About this exercise:
An exact copy of every entry is required, without the pictures.

Records for processing:
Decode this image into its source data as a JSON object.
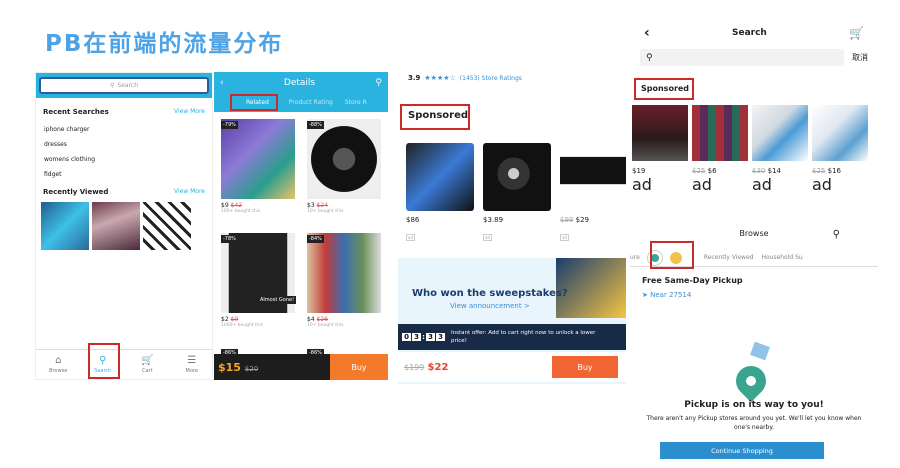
{
  "page_title": "PB在前端的流量分布",
  "panel1": {
    "search_placeholder": "Search",
    "recent_title": "Recent Searches",
    "view_more": "View More",
    "recent_items": [
      "iphone charger",
      "dresses",
      "womens clothing",
      "fidget"
    ],
    "recent_viewed_title": "Recently Viewed",
    "view_more_2": "View More",
    "tabs": [
      "Browse",
      "Search",
      "Cart",
      "More"
    ]
  },
  "panel2": {
    "title": "Details",
    "tabs": [
      "Related",
      "Product Rating",
      "Store R"
    ],
    "products": [
      {
        "badge": "-79%",
        "price": "$9",
        "old": "$42",
        "sold": "100+ bought this"
      },
      {
        "badge": "-88%",
        "price": "$3",
        "old": "$24",
        "sold": "10+ bought this"
      },
      {
        "badge": "-78%",
        "price": "$2",
        "old": "$9",
        "sold": "1000+ bought this"
      },
      {
        "badge": "-84%",
        "price": "$4",
        "old": "$26",
        "sold": "10+ bought this"
      }
    ],
    "almost_gone": "Almost Gone!",
    "row3_badges": [
      "-86%",
      "-86%"
    ],
    "buy_price": "$15",
    "buy_old": "$20",
    "buy_label": "Buy"
  },
  "panel3": {
    "rating_value": "3.9",
    "rating_count": "(1453) Store Ratings",
    "stars": 4,
    "sponsored": "Sponsored",
    "products": [
      {
        "price": "$86",
        "old": ""
      },
      {
        "price": "$3.89",
        "old": ""
      },
      {
        "price": "$29",
        "old": "$99"
      }
    ],
    "ad_label": "ad",
    "sweep_title": "Who won the sweepstakes?",
    "sweep_link": "View announcement >",
    "timer": [
      "0",
      "3",
      "3",
      "3"
    ],
    "offer_text": "Instant offer: Add to cart right now to unlock a lower price!",
    "old_price": "$199",
    "new_price": "$22",
    "buy_label": "Buy"
  },
  "panel4": {
    "title": "Search",
    "cancel": "取消",
    "sponsored": "Sponsored",
    "products": [
      {
        "price": "$19",
        "old": ""
      },
      {
        "price": "$6",
        "old": "$25"
      },
      {
        "price": "$14",
        "old": "$30"
      },
      {
        "price": "$16",
        "old": "$25"
      }
    ],
    "ad_label": "ad",
    "browse": "Browse",
    "tabs": [
      "ure",
      "Recently Viewed",
      "Household Su"
    ],
    "fsd_title": "Free Same-Day Pickup",
    "near": "Near 27514",
    "pickup_title": "Pickup is on its way to you!",
    "pickup_desc": "There aren't any Pickup stores around you yet. We'll let you know when one's nearby.",
    "continue": "Continue Shopping"
  },
  "colors": {
    "accent": "#2bb3e0",
    "highlight": "#c92a2a",
    "buy": "#f37a2b",
    "title": "#4da3e6"
  }
}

Task result:
Decode this image into its source data as a JSON object.
{
  "page_title": "PB在前端的流量分布",
  "panel1": {
    "search_placeholder": "Search",
    "recent_title": "Recent Searches",
    "view_more": "View More",
    "recent_items": [
      "iphone charger",
      "dresses",
      "womens clothing",
      "fidget"
    ],
    "recent_viewed_title": "Recently Viewed",
    "view_more_2": "View More",
    "tabs": [
      "Browse",
      "Search",
      "Cart",
      "More"
    ]
  },
  "panel2": {
    "title": "Details",
    "tabs": [
      "Related",
      "Product Rating",
      "Store R"
    ],
    "products": [
      {
        "badge": "-79%",
        "price": "$9",
        "old": "$42",
        "sold": "100+ bought this"
      },
      {
        "badge": "-88%",
        "price": "$3",
        "old": "$24",
        "sold": "10+ bought this"
      },
      {
        "badge": "-78%",
        "price": "$2",
        "old": "$9",
        "sold": "1000+ bought this"
      },
      {
        "badge": "-84%",
        "price": "$4",
        "old": "$26",
        "sold": "10+ bought this"
      }
    ],
    "almost_gone": "Almost Gone!",
    "row3_badges": [
      "-86%",
      "-86%"
    ],
    "buy_price": "$15",
    "buy_old": "$20",
    "buy_label": "Buy"
  },
  "panel3": {
    "rating_value": "3.9",
    "rating_count": "(1453) Store Ratings",
    "stars": 4,
    "sponsored": "Sponsored",
    "products": [
      {
        "price": "$86",
        "old": ""
      },
      {
        "price": "$3.89",
        "old": ""
      },
      {
        "price": "$29",
        "old": "$99"
      }
    ],
    "ad_label": "ad",
    "sweep_title": "Who won the sweepstakes?",
    "sweep_link": "View announcement >",
    "timer": [
      "0",
      "3",
      "3",
      "3"
    ],
    "offer_text": "Instant offer: Add to cart right now to unlock a lower price!",
    "old_price": "$199",
    "new_price": "$22",
    "buy_label": "Buy"
  },
  "panel4": {
    "title": "Search",
    "cancel": "取消",
    "sponsored": "Sponsored",
    "products": [
      {
        "price": "$19",
        "old": ""
      },
      {
        "price": "$6",
        "old": "$25"
      },
      {
        "price": "$14",
        "old": "$30"
      },
      {
        "price": "$16",
        "old": "$25"
      }
    ],
    "ad_label": "ad",
    "browse": "Browse",
    "tabs": [
      "ure",
      "Recently Viewed",
      "Household Su"
    ],
    "fsd_title": "Free Same-Day Pickup",
    "near": "Near 27514",
    "pickup_title": "Pickup is on its way to you!",
    "pickup_desc": "There aren't any Pickup stores around you yet. We'll let you know when one's nearby.",
    "continue": "Continue Shopping"
  },
  "colors": {
    "accent": "#2bb3e0",
    "highlight": "#c92a2a",
    "buy": "#f37a2b",
    "title": "#4da3e6"
  }
}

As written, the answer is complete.